The authorities seized 50 properties consisting of monasteries, cemeteries and churches belonging to the Syriac Orthodox Church. Among them are two working monasteries built 1,500 years ago. The government enforced the confiscation of the assets on the basis that the ownership deeds have lapsed.
The dispute began when officials updated the national land registry in 2008 by redrawing boundaries surrounding Mor Gabriel and other villages in the southeastern region known as Tur Abdin or "The Mountain of the Servants of God" in English. That part has more than 80 monasteries.
The new boundaries turned over to the villages large plots of land owned for centuries by Mor Gabriel, one of the world's oldest functioning monasteries. It was founded in the 5th century. The monastery land itself was reclassified as a public forest. The Church has filed an appeal against the seizures. However, the government rejected the said appeal.
This development is the latest move by the Turkish Islamist government against Christianity. Last year, the administration of President Recep Tayyip Erdogan seized six ancient Catholic, Orthodox and Protestant churches in the southeastern city of Diyarbakir. One of them dates back 1,700 years ago.
About 98 percent of the 80 million Turkish population is Muslim. The country's ruling AK Party government, which has Islamist roots, has repeatedly been criticized for hampering religious freedom for minority groups. The seizure of the assets is considered as a crushing blow to the Syriac culture.

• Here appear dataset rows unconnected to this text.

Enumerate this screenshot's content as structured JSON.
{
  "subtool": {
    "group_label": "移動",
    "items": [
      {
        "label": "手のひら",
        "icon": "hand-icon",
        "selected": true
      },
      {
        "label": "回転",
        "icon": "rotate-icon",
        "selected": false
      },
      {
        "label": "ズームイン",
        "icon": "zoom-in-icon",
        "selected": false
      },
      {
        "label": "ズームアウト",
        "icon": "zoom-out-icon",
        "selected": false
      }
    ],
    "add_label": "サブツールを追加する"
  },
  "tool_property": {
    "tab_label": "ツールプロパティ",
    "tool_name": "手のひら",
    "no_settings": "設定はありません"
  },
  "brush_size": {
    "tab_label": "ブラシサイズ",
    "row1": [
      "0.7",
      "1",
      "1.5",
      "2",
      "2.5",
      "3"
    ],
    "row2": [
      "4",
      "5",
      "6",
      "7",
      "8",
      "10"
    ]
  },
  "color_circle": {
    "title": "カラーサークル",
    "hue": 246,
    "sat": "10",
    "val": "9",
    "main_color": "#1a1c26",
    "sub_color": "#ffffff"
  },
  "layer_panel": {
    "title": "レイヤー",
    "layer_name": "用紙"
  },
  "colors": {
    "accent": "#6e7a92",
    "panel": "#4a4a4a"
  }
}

Also called Assyrians, the Syriacs are one of Turkey's ancient communities. They are heirs to a civilization in historical Mesopotamia that dates back as far as 3500 B.C. Many of them still speak the language of Christ, which is Aramaic. They are also a persecuted lot, prompting many of them to flee to Europe.